Maybe Sr. Pagani can put India on his itinerary next time. There’s profit in catering to the sweet tooth of Indians. Indian sweets like gulab jamuns go waaaaaaaaaaay beyond any sweetness index conceived.
Latin Business Chronicle
Argentina is well known for its beef but less so for its candy. Yet it is home to one of the world’s leading confectioners. Ranked 143 on Latin America’s Top 500 Companies from Latin Business Chronicle, Argentine candy and food group Arcor is going global. Its 2007 world-wide revenues reached $1.8 billion, an increase of 20 percent from 2006. Net income grew by 19 percent to $62.2 million.

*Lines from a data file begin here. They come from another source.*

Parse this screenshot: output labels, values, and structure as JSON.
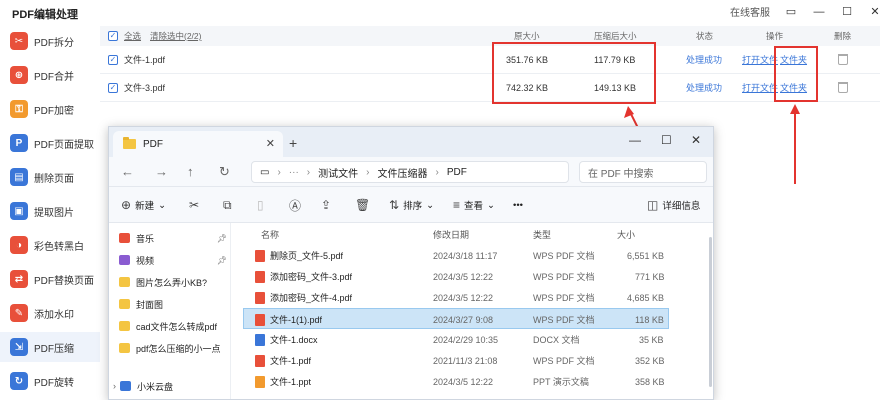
{
  "app": {
    "title": "PDF编辑处理",
    "service": "在线客服",
    "minimize": "▭",
    "restore": "—",
    "maximize": "☐",
    "close": "✕"
  },
  "sidebar": {
    "items": [
      {
        "label": "PDF拆分",
        "icon": "split-icon",
        "color": "#e8503a"
      },
      {
        "label": "PDF合并",
        "icon": "merge-icon",
        "color": "#e8503a"
      },
      {
        "label": "PDF加密",
        "icon": "lock-icon",
        "color": "#f29a2e"
      },
      {
        "label": "PDF页面提取",
        "icon": "extract-page-icon",
        "color": "#3a76d8"
      },
      {
        "label": "删除页面",
        "icon": "delete-page-icon",
        "color": "#3a76d8"
      },
      {
        "label": "提取图片",
        "icon": "image-icon",
        "color": "#3a76d8"
      },
      {
        "label": "彩色转黑白",
        "icon": "color-icon",
        "color": "#e8503a"
      },
      {
        "label": "PDF替换页面",
        "icon": "replace-icon",
        "color": "#e8503a"
      },
      {
        "label": "添加水印",
        "icon": "watermark-icon",
        "color": "#e8503a"
      },
      {
        "label": "PDF压缩",
        "icon": "compress-icon",
        "color": "#3a76d8"
      },
      {
        "label": "PDF旋转",
        "icon": "rotate-icon",
        "color": "#3a76d8"
      }
    ],
    "active_index": 9
  },
  "table": {
    "select_all": "全选",
    "clear_selected": "清除选中(2/2)",
    "col_original": "原大小",
    "col_compressed": "压缩后大小",
    "col_status": "状态",
    "col_action": "操作",
    "col_delete": "删除",
    "rows": [
      {
        "name": "文件-1.pdf",
        "original": "351.76 KB",
        "compressed": "117.79 KB",
        "status": "处理成功",
        "open_file": "打开文件",
        "folder": "文件夹"
      },
      {
        "name": "文件-3.pdf",
        "original": "742.32 KB",
        "compressed": "149.13 KB",
        "status": "处理成功",
        "open_file": "打开文件",
        "folder": "文件夹"
      }
    ]
  },
  "explorer": {
    "tab_title": "PDF",
    "tab_close": "✕",
    "new_tab": "+",
    "address": {
      "seg1": "测试文件",
      "seg2": "文件压缩器",
      "seg3": "PDF"
    },
    "search_placeholder": "在 PDF 中搜索",
    "toolbar": {
      "new": "新建",
      "sort": "排序",
      "view": "查看",
      "more": "•••",
      "details": "详细信息"
    },
    "nav": [
      {
        "label": "音乐",
        "color": "#e8503a"
      },
      {
        "label": "视频",
        "color": "#8a5cd1"
      },
      {
        "label": "图片怎么弄小KB?",
        "color": "#f4c542"
      },
      {
        "label": "封面图",
        "color": "#f4c542"
      },
      {
        "label": "cad文件怎么转成pdf",
        "color": "#f4c542"
      },
      {
        "label": "pdf怎么压缩的小一点",
        "color": "#f4c542"
      },
      {
        "label": "小米云盘",
        "color": "#3a76d8"
      }
    ],
    "columns": {
      "name": "名称",
      "modified": "修改日期",
      "type": "类型",
      "size": "大小"
    },
    "files": [
      {
        "name": "删除页_文件-5.pdf",
        "modified": "2024/3/18 11:17",
        "type": "WPS PDF 文档",
        "size": "6,551 KB",
        "color": "#e8503a"
      },
      {
        "name": "添加密码_文件-3.pdf",
        "modified": "2024/3/5 12:22",
        "type": "WPS PDF 文档",
        "size": "771 KB",
        "color": "#e8503a"
      },
      {
        "name": "添加密码_文件-4.pdf",
        "modified": "2024/3/5 12:22",
        "type": "WPS PDF 文档",
        "size": "4,685 KB",
        "color": "#e8503a"
      },
      {
        "name": "文件-1(1).pdf",
        "modified": "2024/3/27 9:08",
        "type": "WPS PDF 文档",
        "size": "118 KB",
        "color": "#e8503a"
      },
      {
        "name": "文件-1.docx",
        "modified": "2024/2/29 10:35",
        "type": "DOCX 文档",
        "size": "35 KB",
        "color": "#3a76d8"
      },
      {
        "name": "文件-1.pdf",
        "modified": "2021/11/3 21:08",
        "type": "WPS PDF 文档",
        "size": "352 KB",
        "color": "#e8503a"
      },
      {
        "name": "文件-1.ppt",
        "modified": "2024/3/5 12:22",
        "type": "PPT 演示文稿",
        "size": "358 KB",
        "color": "#f29a2e"
      }
    ],
    "selected_index": 3
  },
  "colors": {
    "accent": "#3a76d8",
    "annotation": "#e3342f"
  }
}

The majority of sales were generated within Argentina but with $245 million emanating from other Latin American countries and another $65 million from the rest of the world.
Already ensconced in the U.S. market through manufacturing deals with Wal-Mart, Sara Lee and Brach’s Confections, Arcor is beginning to look east. President and CEO Luis Pagani, son of Arcor’s founder, spent 40 days last year exploring the markets of China, Vietnam, Thailand, Malaysia, and Korea.
It’s only a matter of time before they run hotels in Buenos Aires, Sao Paulo and Mexico City.
The Taj Group of Hotels, owned by the Tata Group, is foraying into high-end business and luxury segments globally. “Spas have EBITDA margins as high as 30 per cent, making them highly lucrative,’’ Amol Rao, a hotel analyst at Pioneer Multimedia, said.
Taj has entered business gateways such as New York, Boston and Sydney, whereas Taj Resorts and Spa is concentrating on leisure travel in exotic destinations including Phuket, Doha and Saraya islands of UAE. It is either purchasing the properties on an outright basis, as was the case with the New York and Boston properties, or getting into managing contracts for running the businesses.